The answer to this question will help you evaluate the farmer’s honesty in answering the first question. By rotating crops, the farmer confuses bugs. For example, if I grow summer squash in Plot A this year, next year the squash beetle bugs will think the squash are still there. Their eggs have usually already been laid in Plot A, but I will actually be planting summer squash in plot B, with tomatoes in plot A instead. What this means for the farmer is less intensive pest control methods, because the farmer stays one step ahead of the pests.
Another benefit to rotating the fields and crops is the nutrient level. One example is corn and beans. Corn depletes the soil of nitrogen. Beans renew the nitrogen source. If you use rotating plots and crops, you use less fertilizer. Many fertilizers are commercial, and are hardly organic.
Which leads to our next question.
3. How do you fertilize your crops?
Once you find out how crops are fertilized, then you can begin to ask more in-depth questions. For example, if they respond that they’re using composted manure, you’ll want to find out how they source that. If they’re sourcing manure from cows that are not fed organically or treated humanely, it defeats the purpose of buying a product you’re comfortable calling organic and sustaining. Make sure that the fertilizer is truly natural and also comes from organic practice sources.
4. Are Your Products Local?
As previously stated, I like to avoid yes or no questions, so some alternatives to this question are:
“How far is your farm from *insert your town here*?”
“What city and state are your veggies grown in?”
“How far do you and your produce travel to arrive here in *insert your town here*?”
Almost nothing drives me more bonkers than arriving at a farmers market, giddy for a good haul, and seeing stickers on the produce emblazoned with “Product of Mexico” or “Shipped From Canada.” When shopping local, as in the case of farmers markets, you are doing no one any favors by purchasing products produced outside of the country. If you’re truly into locavorism, you want to keep your range within 150 miles.
If you’re like me, you shop farmers markets for freshness as a top priority. Produce shipped from afar is picked while still unripened, hardly at their peak of flavor. This is exactly why store-bought tomatoes taste like cardboard. Want a tasty party in your mouth? Buy produce locally and in season.
5. Do You Grow From Heirloom, Organic, or Hybrid Seeds?
Heirloom seed has not been tainted by genetically modified organisms. Likewise, certified organic seed is also free of GMO’s. Hybrid seeds are very often genetically modified.
The primary concern here is to get into a meaningful discussion with your farmers. You really want to get to know them and their products, and if all you focus on are yes or no questions, you’ll only gather superficial information. Open-ended questions are much more effective!
Occasionally, with the right farmer, you can indeed ask a yes or no question, and they’ll open right up. A great farmer is one that gives total disclosure. (S)he wants to tell you what is so great about their produce. However, if you don’t have that right farmer, yes or no questions need to be avoided. You don’t want to find out after it’s too late that *that* farmer was the wrong farmer.
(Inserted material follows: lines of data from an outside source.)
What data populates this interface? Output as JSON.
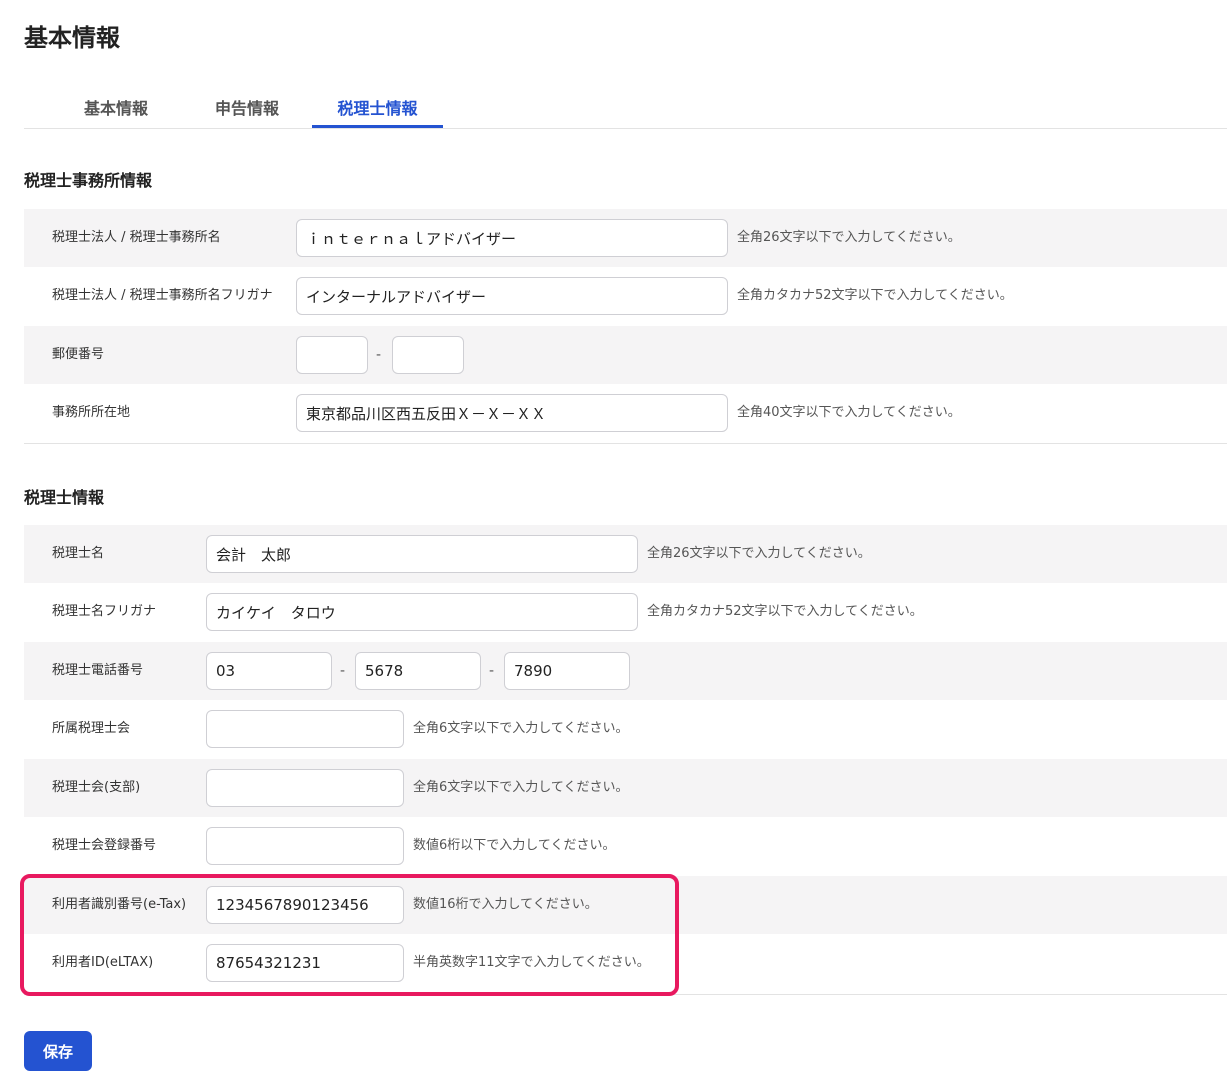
{
  "page_title": "基本情報",
  "tabs": [
    {
      "label": "基本情報",
      "active": false
    },
    {
      "label": "申告情報",
      "active": false
    },
    {
      "label": "税理士情報",
      "active": true
    }
  ],
  "office_section": {
    "title": "税理士事務所情報",
    "office_name": {
      "label": "税理士法人 / 税理士事務所名",
      "value": "ｉｎｔｅｒｎａｌアドバイザー",
      "hint": "全角26文字以下で入力してください。"
    },
    "office_kana": {
      "label": "税理士法人 / 税理士事務所名フリガナ",
      "value": "インターナルアドバイザー",
      "hint": "全角カタカナ52文字以下で入力してください。"
    },
    "postal": {
      "label": "郵便番号",
      "part1": "",
      "part2": "",
      "separator": "-"
    },
    "address": {
      "label": "事務所所在地",
      "value": "東京都品川区西五反田Ｘ－Ｘ－ＸＸ",
      "hint": "全角40文字以下で入力してください。"
    }
  },
  "accountant_section": {
    "title": "税理士情報",
    "name": {
      "label": "税理士名",
      "value": "会計　太郎",
      "hint": "全角26文字以下で入力してください。"
    },
    "kana": {
      "label": "税理士名フリガナ",
      "value": "カイケイ　タロウ",
      "hint": "全角カタカナ52文字以下で入力してください。"
    },
    "phone": {
      "label": "税理士電話番号",
      "part1": "03",
      "part2": "5678",
      "part3": "7890",
      "separator": "-"
    },
    "association": {
      "label": "所属税理士会",
      "value": "",
      "hint": "全角6文字以下で入力してください。"
    },
    "branch": {
      "label": "税理士会(支部)",
      "value": "",
      "hint": "全角6文字以下で入力してください。"
    },
    "registration": {
      "label": "税理士会登録番号",
      "value": "",
      "hint": "数値6桁以下で入力してください。"
    },
    "etax": {
      "label": "利用者識別番号(e-Tax)",
      "value": "1234567890123456",
      "hint": "数値16桁で入力してください。"
    },
    "eltax": {
      "label": "利用者ID(eLTAX)",
      "value": "87654321231",
      "hint": "半角英数字11文字で入力してください。"
    }
  },
  "save_label": "保存",
  "colors": {
    "accent": "#2453d1",
    "highlight": "#e8195f",
    "row_shade": "#f5f4f5"
  }
}
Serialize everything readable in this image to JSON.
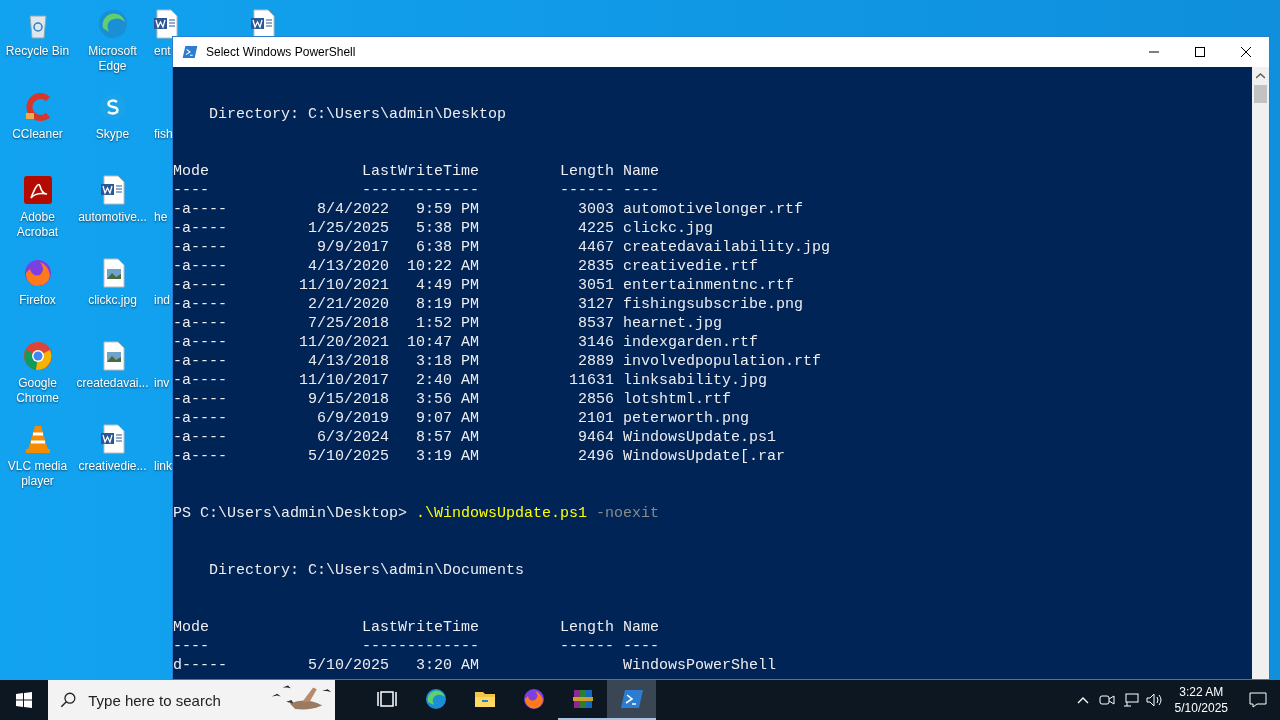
{
  "desktop_columns": [
    [
      {
        "kind": "bin",
        "label": "Recycle Bin"
      },
      {
        "kind": "ccleaner",
        "label": "CCleaner"
      },
      {
        "kind": "acrobat",
        "label": "Adobe Acrobat"
      },
      {
        "kind": "firefox",
        "label": "Firefox"
      },
      {
        "kind": "chrome",
        "label": "Google Chrome"
      },
      {
        "kind": "vlc",
        "label": "VLC media player"
      }
    ],
    [
      {
        "kind": "edge",
        "label": "Microsoft Edge"
      },
      {
        "kind": "skype",
        "label": "Skype"
      },
      {
        "kind": "word",
        "label": "automotive..."
      },
      {
        "kind": "image",
        "label": "clickc.jpg"
      },
      {
        "kind": "image",
        "label": "createdavai..."
      },
      {
        "kind": "word",
        "label": "creativedie..."
      }
    ],
    [
      {
        "kind": "word",
        "label": "ent"
      },
      {
        "kind": "hidden",
        "label": "fish"
      },
      {
        "kind": "hidden",
        "label": "he"
      },
      {
        "kind": "hidden",
        "label": "ind"
      },
      {
        "kind": "hidden",
        "label": "inv"
      },
      {
        "kind": "hidden",
        "label": "link"
      }
    ],
    [
      {
        "kind": "word"
      }
    ]
  ],
  "window": {
    "title": "Select Windows PowerShell"
  },
  "console": [
    {
      "kind": "blank"
    },
    {
      "kind": "blank"
    },
    {
      "kind": "directory",
      "text": "Directory: C:\\Users\\admin\\Desktop"
    },
    {
      "kind": "blank"
    },
    {
      "kind": "blank"
    },
    {
      "kind": "header",
      "mode": "Mode",
      "time": "LastWriteTime",
      "length": "Length",
      "name": "Name"
    },
    {
      "kind": "header",
      "mode": "----",
      "time": "-------------",
      "length": "------",
      "name": "----"
    },
    {
      "kind": "row",
      "mode": "-a----",
      "date": "8/4/2022",
      "time": "9:59 PM",
      "length": "3003",
      "name": "automotivelonger.rtf"
    },
    {
      "kind": "row",
      "mode": "-a----",
      "date": "1/25/2025",
      "time": "5:38 PM",
      "length": "4225",
      "name": "clickc.jpg"
    },
    {
      "kind": "row",
      "mode": "-a----",
      "date": "9/9/2017",
      "time": "6:38 PM",
      "length": "4467",
      "name": "createdavailability.jpg"
    },
    {
      "kind": "row",
      "mode": "-a----",
      "date": "4/13/2020",
      "time": "10:22 AM",
      "length": "2835",
      "name": "creativedie.rtf"
    },
    {
      "kind": "row",
      "mode": "-a----",
      "date": "11/10/2021",
      "time": "4:49 PM",
      "length": "3051",
      "name": "entertainmentnc.rtf"
    },
    {
      "kind": "row",
      "mode": "-a----",
      "date": "2/21/2020",
      "time": "8:19 PM",
      "length": "3127",
      "name": "fishingsubscribe.png"
    },
    {
      "kind": "row",
      "mode": "-a----",
      "date": "7/25/2018",
      "time": "1:52 PM",
      "length": "8537",
      "name": "hearnet.jpg"
    },
    {
      "kind": "row",
      "mode": "-a----",
      "date": "11/20/2021",
      "time": "10:47 AM",
      "length": "3146",
      "name": "indexgarden.rtf"
    },
    {
      "kind": "row",
      "mode": "-a----",
      "date": "4/13/2018",
      "time": "3:18 PM",
      "length": "2889",
      "name": "involvedpopulation.rtf"
    },
    {
      "kind": "row",
      "mode": "-a----",
      "date": "11/10/2017",
      "time": "2:40 AM",
      "length": "11631",
      "name": "linksability.jpg"
    },
    {
      "kind": "row",
      "mode": "-a----",
      "date": "9/15/2018",
      "time": "3:56 AM",
      "length": "2856",
      "name": "lotshtml.rtf"
    },
    {
      "kind": "row",
      "mode": "-a----",
      "date": "6/9/2019",
      "time": "9:07 AM",
      "length": "2101",
      "name": "peterworth.png"
    },
    {
      "kind": "row",
      "mode": "-a----",
      "date": "6/3/2024",
      "time": "8:57 AM",
      "length": "9464",
      "name": "WindowsUpdate.ps1"
    },
    {
      "kind": "row",
      "mode": "-a----",
      "date": "5/10/2025",
      "time": "3:19 AM",
      "length": "2496",
      "name": "WindowsUpdate[.rar"
    },
    {
      "kind": "blank"
    },
    {
      "kind": "blank"
    },
    {
      "kind": "prompt",
      "prompt": "PS C:\\Users\\admin\\Desktop>",
      "command": ".\\WindowsUpdate.ps1",
      "argument": "-noexit"
    },
    {
      "kind": "blank"
    },
    {
      "kind": "blank"
    },
    {
      "kind": "directory",
      "text": "Directory: C:\\Users\\admin\\Documents"
    },
    {
      "kind": "blank"
    },
    {
      "kind": "blank"
    },
    {
      "kind": "header",
      "mode": "Mode",
      "time": "LastWriteTime",
      "length": "Length",
      "name": "Name"
    },
    {
      "kind": "header",
      "mode": "----",
      "time": "-------------",
      "length": "------",
      "name": "----"
    },
    {
      "kind": "row",
      "mode": "d-----",
      "date": "5/10/2025",
      "time": "3:20 AM",
      "name": "WindowsPowerShell"
    }
  ],
  "taskbar": {
    "search": {
      "placeholder": "Type here to search"
    },
    "apps": [
      {
        "kind": "taskview",
        "running": false,
        "active": false
      },
      {
        "kind": "edge",
        "running": false,
        "active": false
      },
      {
        "kind": "explorer",
        "running": false,
        "active": false
      },
      {
        "kind": "firefox",
        "running": false,
        "active": false
      },
      {
        "kind": "winrar",
        "running": true,
        "active": false
      },
      {
        "kind": "powershell",
        "running": true,
        "active": true
      }
    ],
    "clock": {
      "time": "3:22 AM",
      "date": "5/10/2025"
    }
  }
}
Last but not least, talk to the locals. Talk to those who are also at the farmers market. Find web groups, such as Facebook, Yahoo, Craigslist, Eat Local, EatWild, and your local classifieds. You may find you can build relationships with others that have lived in your area longer, or that have more knowledge and expertise on these topics. You may find out some dark, dirty secrets that some farmers don’t want you to know.
That’s how I found out that I shouldn’t just be asking about organic growing practices. I found a local that said “Hey, ya know, they just don’t understand.”
And he was right.